▶ **Directions for this task**
The records below must be repeated exactly, but without their pictures.

Items from an interface collection

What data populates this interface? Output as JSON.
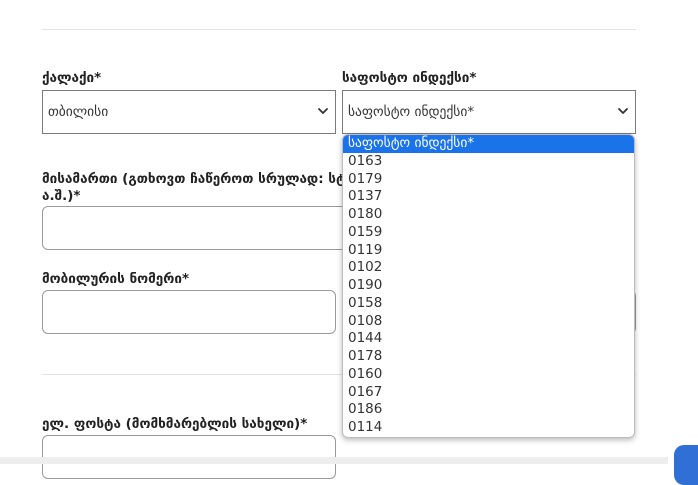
{
  "form": {
    "city": {
      "label": "ქალაქი*",
      "value": "თბილისი"
    },
    "postal": {
      "label": "საფოსტო ინდექსი*",
      "value": "საფოსტო ინდექსი*",
      "options": [
        "საფოსტო ინდექსი*",
        "0163",
        "0179",
        "0137",
        "0180",
        "0159",
        "0119",
        "0102",
        "0190",
        "0158",
        "0108",
        "0144",
        "0178",
        "0160",
        "0167",
        "0186",
        "0114"
      ],
      "selected_index": 0
    },
    "address": {
      "label_line1": "მისამართი (გთხოვთ ჩაწეროთ სრულად: სტ",
      "label_line2": "ა.შ.)*",
      "value": ""
    },
    "mobile": {
      "label": "მობილურის ნომერი*",
      "value": ""
    },
    "email": {
      "label": "ელ. ფოსტა (მომხმარებლის სახელი)*",
      "value": ""
    }
  },
  "icons": {
    "select_chevron": "chevron-down-icon"
  },
  "colors": {
    "selected_option_bg": "#1a73e8",
    "border": "#9a9a9a",
    "accent_button": "#2f6fd6"
  }
}
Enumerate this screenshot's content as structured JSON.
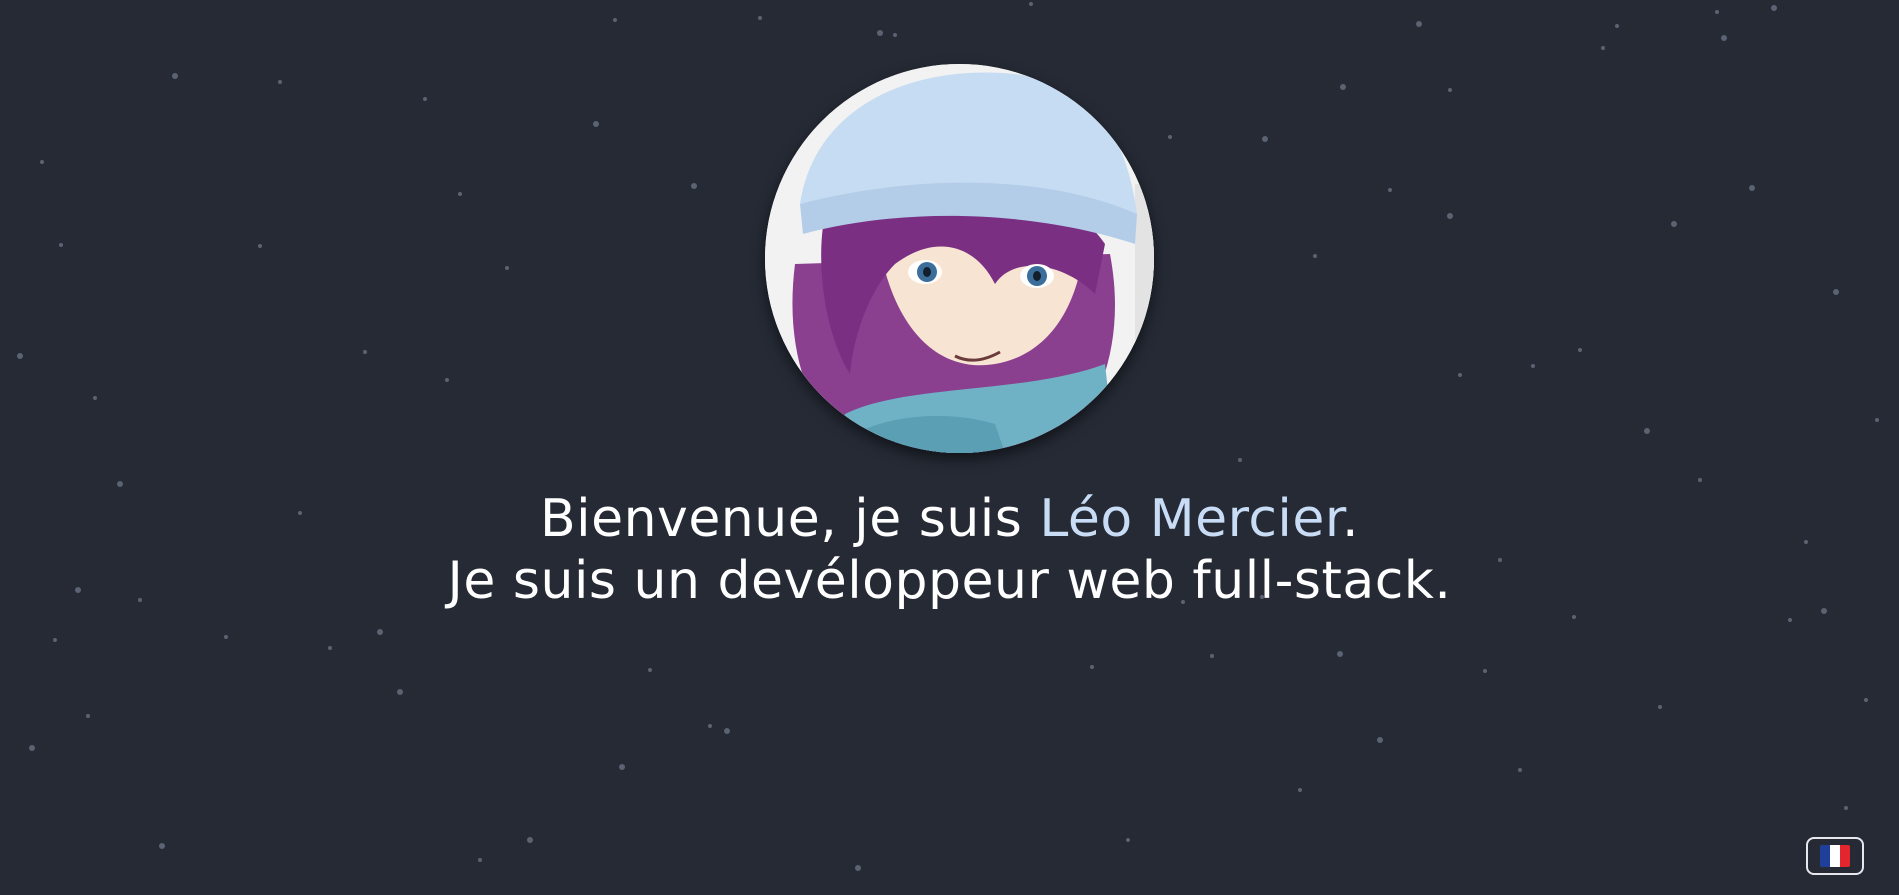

▶ **Completed task**
What data populates this interface? Output as JSON.
{
  "form": {
    "city": {
      "label": "ქალაქი*",
      "value": "თბილისი"
    },
    "postal": {
      "label": "საფოსტო ინდექსი*",
      "value": "საფოსტო ინდექსი*",
      "options": [
        "საფოსტო ინდექსი*",
        "0163",
        "0179",
        "0137",
        "0180",
        "0159",
        "0119",
        "0102",
        "0190",
        "0158",
        "0108",
        "0144",
        "0178",
        "0160",
        "0167",
        "0186",
        "0114"
      ],
      "selected_index": 0
    },
    "address": {
      "label_line1": "მისამართი (გთხოვთ ჩაწეროთ სრულად: სტ",
      "label_line2": "ა.შ.)*",
      "value": ""
    },
    "mobile": {
      "label": "მობილურის ნომერი*",
      "value": ""
    },
    "email": {
      "label": "ელ. ფოსტა (მომხმარებლის სახელი)*",
      "value": ""
    }
  },
  "icons": {
    "select_chevron": "chevron-down-icon"
  },
  "colors": {
    "selected_option_bg": "#1a73e8",
    "border": "#9a9a9a",
    "accent_button": "#2f6fd6"
  }
}
Enumerate this screenshot's content as structured JSON.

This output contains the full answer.